Instead of fully pressing the shutter button, set the camera to manual mode at those ISO, aperture and shutter speed. Release the shutter. Now turn the focus ring away from you, but slightly.
Do this 4 to 10 times, depending on the focal length and the chosen aperture of the lens you’re using. With a diagonal fish-eye, you are done with 4 shots at f/6.3. With 30mm lenses at f/14 though, you’ll benefit from an additional 4 exposures to smooth out the stack.
7. How to Review Your Work
With your camera pointed upward, it can be difficult to judge the results. Unless you dig a hole to put your head in to be able to view the screen.
A tilting screen or a tether to your smartphone can come in handy in these situations. Don’t let the ability to view your screen get in the way of your creativity.
Extreme angles will create extremely cool tree photos.
8. Combining the Images in Photoshop in 3 Easy Steps
We’ve made it back from the forest without getting lost. Now it’s time to process our image in Photoshop.
We need Photoshop instead of Lightroom for this, because we are working with a focus stack. The first thing to do is to have all of the images as layers in one document.
Open Files as Layers
Go to File > Scripts > Load Files into Stack… and browse your files. Select of the files you want in the stack and uncheck the two boxes at the bottom of the screen.
Align Your Frames
With all of the frames of your tree opened in Adobe Photoshop as layers, we’re first going to align them to cancel out any sort of shifts to the stack of frames. Go to Edit > Auto-Align Layers.
Select “Auto” projection and make sure the boxes are unchecked here as well.
Blend Your Layers Automatically
Now we’re ready to actually blend the images together. Photoshop has this feature built in, but it’s rather crude. However, if you’re looking for a quick result then this is the way to go. Point to Edit > Auto-Blend Layers and select Stack Images.
Then check the “Seamless Tones and Colors” option. Leave the other checkbox unchecked and press OK. Photoshop now calculates the areas that are in focus and masks out the rest. Simple and fast.
A better alternative to that last step is masking out parts of each layer by hand, but that is very time-consuming to do it properly. However, if you want the absolute best results, then hand-blending your focus stack is always the best option.
9. Here’s a Simple but Effective Post-Processing Technique
For a great moody result, you have all the tools that make Lightroom so effective, right here in Photoshop. First, merge everything onto a new layer by pressing control+alt+shift+E.
Now go to Filter > Camera Raw Filter.
By combining curves with some selective tools like the Gradient Filter Tool, you can make your tree photography come alive. I’ve darkened the image significantly, while raising the shadows.

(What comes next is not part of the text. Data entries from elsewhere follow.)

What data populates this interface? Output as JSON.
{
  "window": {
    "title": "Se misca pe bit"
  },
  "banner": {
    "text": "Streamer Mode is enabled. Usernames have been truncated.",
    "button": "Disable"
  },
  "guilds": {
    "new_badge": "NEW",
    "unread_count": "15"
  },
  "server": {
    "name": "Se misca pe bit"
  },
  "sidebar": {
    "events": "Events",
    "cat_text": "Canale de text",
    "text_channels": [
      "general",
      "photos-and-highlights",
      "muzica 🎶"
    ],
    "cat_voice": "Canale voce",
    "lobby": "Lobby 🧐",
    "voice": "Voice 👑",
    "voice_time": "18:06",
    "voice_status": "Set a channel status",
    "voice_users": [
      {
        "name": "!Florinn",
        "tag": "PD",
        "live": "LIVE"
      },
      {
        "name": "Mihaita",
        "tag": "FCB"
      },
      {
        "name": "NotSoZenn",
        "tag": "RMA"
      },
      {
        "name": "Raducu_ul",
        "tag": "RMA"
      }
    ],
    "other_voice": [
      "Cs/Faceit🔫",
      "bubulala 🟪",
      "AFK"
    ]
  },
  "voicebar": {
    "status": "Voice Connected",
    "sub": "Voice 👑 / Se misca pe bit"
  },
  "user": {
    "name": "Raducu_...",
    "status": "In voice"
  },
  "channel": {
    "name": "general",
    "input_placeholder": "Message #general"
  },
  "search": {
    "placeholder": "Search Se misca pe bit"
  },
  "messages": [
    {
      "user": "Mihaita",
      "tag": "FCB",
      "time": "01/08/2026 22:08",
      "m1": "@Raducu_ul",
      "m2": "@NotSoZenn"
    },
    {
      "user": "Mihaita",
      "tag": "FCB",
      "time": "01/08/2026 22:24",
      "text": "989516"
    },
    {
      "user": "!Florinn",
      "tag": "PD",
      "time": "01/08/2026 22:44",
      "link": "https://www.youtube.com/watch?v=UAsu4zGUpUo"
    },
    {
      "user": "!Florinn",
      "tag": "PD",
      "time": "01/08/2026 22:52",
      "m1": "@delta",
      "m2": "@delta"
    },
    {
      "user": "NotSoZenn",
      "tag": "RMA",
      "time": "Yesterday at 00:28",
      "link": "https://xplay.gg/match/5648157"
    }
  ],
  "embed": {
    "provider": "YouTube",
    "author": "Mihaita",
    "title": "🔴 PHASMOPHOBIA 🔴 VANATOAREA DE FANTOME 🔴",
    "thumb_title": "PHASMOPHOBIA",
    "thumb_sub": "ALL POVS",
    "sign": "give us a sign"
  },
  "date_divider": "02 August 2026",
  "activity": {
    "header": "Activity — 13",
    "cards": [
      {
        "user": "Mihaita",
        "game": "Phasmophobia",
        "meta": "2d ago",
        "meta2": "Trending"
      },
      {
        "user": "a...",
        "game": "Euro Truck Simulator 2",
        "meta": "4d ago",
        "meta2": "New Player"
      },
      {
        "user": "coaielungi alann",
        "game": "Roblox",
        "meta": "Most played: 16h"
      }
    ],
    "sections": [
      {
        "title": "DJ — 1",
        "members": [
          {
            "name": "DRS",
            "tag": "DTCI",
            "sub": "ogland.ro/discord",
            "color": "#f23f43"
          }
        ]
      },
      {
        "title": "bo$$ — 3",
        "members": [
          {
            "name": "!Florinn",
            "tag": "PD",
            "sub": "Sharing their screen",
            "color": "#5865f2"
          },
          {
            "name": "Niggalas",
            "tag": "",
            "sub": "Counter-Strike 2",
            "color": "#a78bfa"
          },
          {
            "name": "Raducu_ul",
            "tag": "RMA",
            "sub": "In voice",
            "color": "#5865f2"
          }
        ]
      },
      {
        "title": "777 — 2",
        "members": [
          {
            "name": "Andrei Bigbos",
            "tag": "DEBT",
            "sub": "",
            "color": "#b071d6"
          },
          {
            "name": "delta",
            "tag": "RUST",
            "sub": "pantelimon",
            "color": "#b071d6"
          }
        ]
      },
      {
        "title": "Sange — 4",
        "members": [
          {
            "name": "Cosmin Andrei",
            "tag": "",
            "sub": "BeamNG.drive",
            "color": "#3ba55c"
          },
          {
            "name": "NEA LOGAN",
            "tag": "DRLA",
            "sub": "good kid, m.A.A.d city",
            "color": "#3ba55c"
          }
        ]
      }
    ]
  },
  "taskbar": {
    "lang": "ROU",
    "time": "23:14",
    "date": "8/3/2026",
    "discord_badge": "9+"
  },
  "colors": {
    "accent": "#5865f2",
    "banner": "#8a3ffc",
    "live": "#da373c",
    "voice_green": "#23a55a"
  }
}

I’ve also added a glow effect by decreasing Clarity and Dehaze to make it more mysterious and dreamy.
These are the settings that I’ve used for the most important gradient filter. It runs from the top-left to the bottom-right along the natural light source. It’s more yellow and brighter and affects only the brightest parts through a range mask.
Experiment with that powerful new feature in Camera Raw.
Make the image darker and introduce some blue in the the darkest areas with split toning. Then balance out the colour by altering the colour temperature for mysterious tree images, straight out of a fantasy film.
Key Points for Making Great Photos of Trees
Here’s my best advice for ethereal-looking pictures of trees.
- A wide-angle lens works best when you get up close and personal with your subject. Get low, close and point up for dramatic impact.
- Getting close involves challenging focusing situations. Learning to focus stack overcomes the limitations of technology and yields the sharpest results.
- The best time to photograph trees is shortly after sunrise, when the sun climbs above the tree line and helps to dissipate moisture from the night before.
- A camera with an articulating screen or tethering your smartphone makes sure you don’t alter the composition between judging the exposure and the start of a focus stack.
- Go ahead and explore MonumentalTrees.com to find epic trees in your local woodland.
- As for post-processing: Get great, moody results with minimal effort through the Camera Raw Filter in Photoshop.